The new feature, dubbed "Prime Music," allows subscribers of the $99-a-year program to stream or download more than a million songs without added fees or interruptions from advertisements.
This is one of many steps Amazon has taken in recent months to broaden the appeal of Prime, which includes perks such as free two-day shipping, after increasing its price to $99 from $79.
But the selection on Amazon's streaming service is less robust than Spotify and Beats, which both offer more than 20 million songs. Amazon will also have fewer new songs and will not include songs from Universal Music Group Inc's catalog, which includes work from artists Kanye West and Lady Gaga.
Amazon's head of digital music, Steve Boom, acknowledged those shortcomings, but added that because the service is free with Prime, it offers more bang per buck than standalone streaming services that can cost $10 a month.
"If there are a few tracks you want to buy, the cost of doing that in our store will be dramatically less than paying $120 a year for, frankly, a lot of music people don't listen to," Boom said in an interview.
Amazon's own data shows that a "substantial" portion of the 25 million to 30 million songs sold on its website are never purchased, he said. He declined to elaborate.
Universal, the world's largest record company, and Amazon are still in negotiations about the service, he said, declining to elaborate on the negotiations or its sticking points.
Warner Music Group, Sony Music Entertainment and other smaller labels have signed on to the Amazon service. In some of its deals with labels, Amazon will have to wait up to six months after songs are released to add them to its service. In other cases, Amazon will be able to add new songs immediately.

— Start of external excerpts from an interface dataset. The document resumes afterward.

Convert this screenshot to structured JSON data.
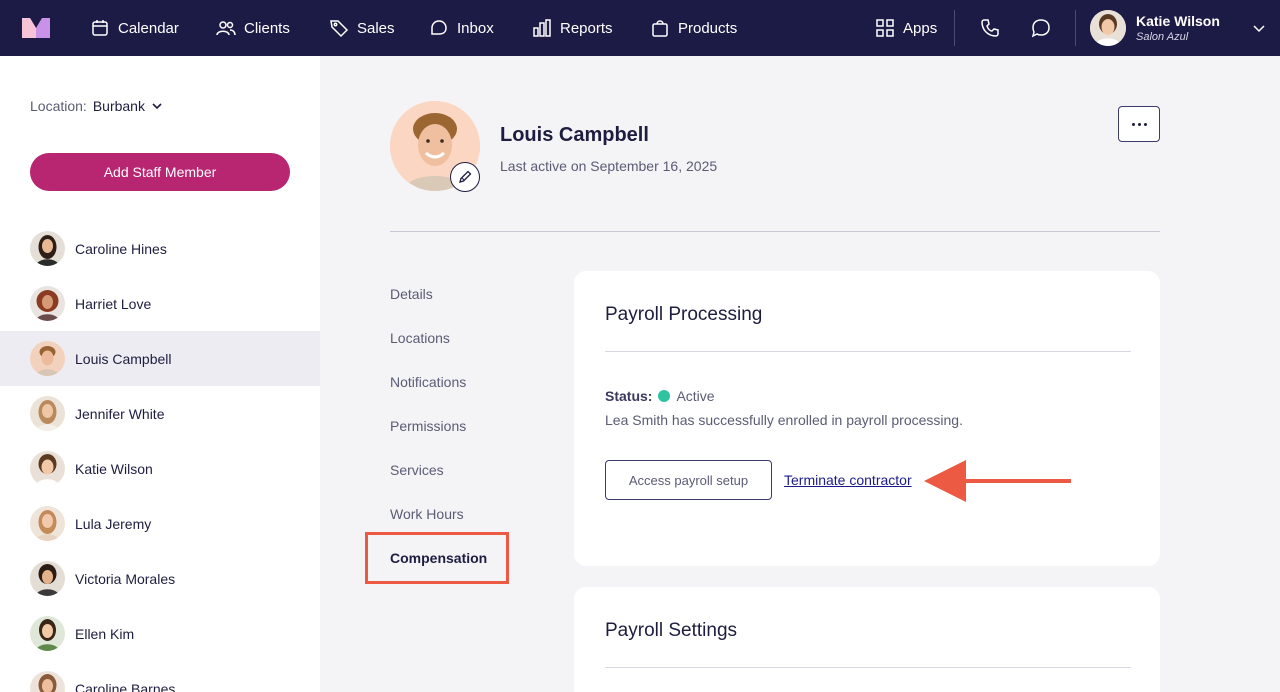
{
  "nav": {
    "items": [
      "Calendar",
      "Clients",
      "Sales",
      "Inbox",
      "Reports",
      "Products"
    ],
    "apps_label": "Apps",
    "user_name": "Katie Wilson",
    "user_salon": "Salon Azul"
  },
  "sidebar": {
    "location_label": "Location:",
    "location_value": "Burbank",
    "add_staff_label": "Add Staff Member",
    "staff": [
      "Caroline Hines",
      "Harriet Love",
      "Louis Campbell",
      "Jennifer White",
      "Katie Wilson",
      "Lula Jeremy",
      "Victoria Morales",
      "Ellen Kim",
      "Caroline Barnes"
    ],
    "active_index": 2
  },
  "profile": {
    "name": "Louis Campbell",
    "last_active": "Last active on September 16, 2025"
  },
  "subnav": {
    "items": [
      "Details",
      "Locations",
      "Notifications",
      "Permissions",
      "Services",
      "Work Hours"
    ],
    "active": "Compensation"
  },
  "payroll": {
    "title": "Payroll Processing",
    "status_label": "Status:",
    "status_value": "Active",
    "message": "Lea Smith has successfully enrolled in payroll processing.",
    "access_button": "Access payroll setup",
    "terminate_link": "Terminate contractor"
  },
  "settings": {
    "title": "Payroll Settings"
  },
  "colors": {
    "nav_bg": "#1c1b46",
    "brand": "#b82570",
    "highlight": "#ec5a44",
    "status_active": "#2fc3a0"
  }
}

The new service is a reflection of Amazon's aggressive push into new areas such as digital content and hardware. Next week, Chief Executive Officer Jeff Bezos is expected to unveil Amazon's first smartphone during an event in Seattle.
© Thomson Reuters 2014